Director: Nadine Labaki
Actors: Yordanos Shiferaw, Zain al RafeeaProving herself an astonishingly accomplished director Nadine Labaki’s (Where Do We Go Now?) journey through the slums of Lebanon thrills with compassion and heart.
The film takes place in Beirut, but the title takes its name from the ancient Israeli fishing town of Capernaum, which in turn became the namesake for a word meaning “disorderly accumulation of objects.” In the slums that Labaki’s characters inhabit, people, especially children, come to be a part of that disorderly accumulation as well.
Winner of the prestigious Cannes Film Festival Grand Jury Prize, Capharnaum sees non-professional actors from displaced backgrounds playing out the narrative with poignantly moving authenticity. A young boy, Zain (magnetically portrayed by Syrian migrant Zain al Rafeea), stands up in court in Lebanon. He has already done time for stabbing someone. Now he wants to sue his parents for giving him life. And it’s hard to blame him, even before we get to spend time wallowing in the apathy and abject horror of his daily life. Most of the film takes place in flashback, tracing Zain’s route to jail via the slums of Beirut.
His parents, Souad (Kawthar Al Haddad) and Selim (Fadi Kamel Youssef), appear to be better at having children than looking after them. The kids work instead of going to school and when Zain’s 11 year old sister is sold into marriage it’s all too much and Zain runs away from home. He is taken in and lovingly cared for by an illegal Ethiopian worker, Rahil (Yordanos Shifera, an unregistered Ethiopian refugee herself), who lives in a shanty house with her baby brain-meltingly adorable son, Yonas (Treasure Bankhole, a baby girl in real life). But when Rahil disappears, Zain is suddenly left to fend for himself and her baby, resorting to increasingly desperate measures to survive.

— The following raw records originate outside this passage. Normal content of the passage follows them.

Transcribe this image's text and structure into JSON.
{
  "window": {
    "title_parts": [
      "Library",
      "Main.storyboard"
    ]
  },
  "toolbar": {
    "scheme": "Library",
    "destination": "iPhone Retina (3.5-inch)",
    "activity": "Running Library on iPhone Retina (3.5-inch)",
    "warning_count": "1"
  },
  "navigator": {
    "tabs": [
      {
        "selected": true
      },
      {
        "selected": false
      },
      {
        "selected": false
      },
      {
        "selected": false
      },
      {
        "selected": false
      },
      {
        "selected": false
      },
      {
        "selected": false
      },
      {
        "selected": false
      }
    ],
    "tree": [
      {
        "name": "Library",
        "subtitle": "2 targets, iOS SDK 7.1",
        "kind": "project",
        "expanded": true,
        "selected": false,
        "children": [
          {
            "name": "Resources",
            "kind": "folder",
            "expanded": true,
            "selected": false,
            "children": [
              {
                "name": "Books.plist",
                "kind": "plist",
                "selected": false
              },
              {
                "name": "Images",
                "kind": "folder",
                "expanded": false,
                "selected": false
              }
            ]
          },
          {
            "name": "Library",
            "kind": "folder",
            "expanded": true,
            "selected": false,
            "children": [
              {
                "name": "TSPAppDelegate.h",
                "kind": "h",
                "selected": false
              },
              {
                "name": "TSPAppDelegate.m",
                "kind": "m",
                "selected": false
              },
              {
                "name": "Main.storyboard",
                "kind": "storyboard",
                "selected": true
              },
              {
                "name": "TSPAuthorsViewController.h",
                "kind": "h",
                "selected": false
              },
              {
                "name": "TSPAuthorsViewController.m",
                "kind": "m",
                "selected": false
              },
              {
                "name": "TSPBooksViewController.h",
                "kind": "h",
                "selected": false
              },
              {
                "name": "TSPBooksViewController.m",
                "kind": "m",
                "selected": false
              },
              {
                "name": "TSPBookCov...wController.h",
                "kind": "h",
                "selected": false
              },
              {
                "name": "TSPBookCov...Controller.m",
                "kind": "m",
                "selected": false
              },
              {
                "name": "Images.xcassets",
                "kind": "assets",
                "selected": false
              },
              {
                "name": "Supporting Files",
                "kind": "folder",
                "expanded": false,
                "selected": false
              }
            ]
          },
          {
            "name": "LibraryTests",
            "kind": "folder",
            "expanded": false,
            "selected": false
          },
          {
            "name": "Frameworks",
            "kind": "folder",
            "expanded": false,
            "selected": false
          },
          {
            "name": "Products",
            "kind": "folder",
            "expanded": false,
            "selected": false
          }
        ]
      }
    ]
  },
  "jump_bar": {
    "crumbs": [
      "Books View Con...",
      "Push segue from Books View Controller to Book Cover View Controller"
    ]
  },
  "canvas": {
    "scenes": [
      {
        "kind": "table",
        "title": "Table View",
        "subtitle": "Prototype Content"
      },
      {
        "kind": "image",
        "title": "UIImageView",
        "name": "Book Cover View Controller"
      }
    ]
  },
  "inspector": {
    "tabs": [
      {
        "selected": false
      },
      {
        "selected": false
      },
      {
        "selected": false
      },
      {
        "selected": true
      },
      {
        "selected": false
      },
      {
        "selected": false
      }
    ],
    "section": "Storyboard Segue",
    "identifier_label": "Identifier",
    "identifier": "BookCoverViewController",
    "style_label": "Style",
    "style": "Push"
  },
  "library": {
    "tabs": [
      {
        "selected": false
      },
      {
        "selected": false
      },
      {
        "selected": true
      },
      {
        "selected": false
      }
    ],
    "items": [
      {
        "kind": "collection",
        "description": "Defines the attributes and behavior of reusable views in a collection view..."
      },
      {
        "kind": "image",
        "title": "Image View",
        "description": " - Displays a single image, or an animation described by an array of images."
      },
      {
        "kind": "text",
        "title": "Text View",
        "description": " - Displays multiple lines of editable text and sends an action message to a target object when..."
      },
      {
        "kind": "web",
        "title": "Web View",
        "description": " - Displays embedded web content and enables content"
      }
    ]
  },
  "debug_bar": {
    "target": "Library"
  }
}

This is an astonishing work of social-realism.
Academy Award Nominee – Best Foreign Language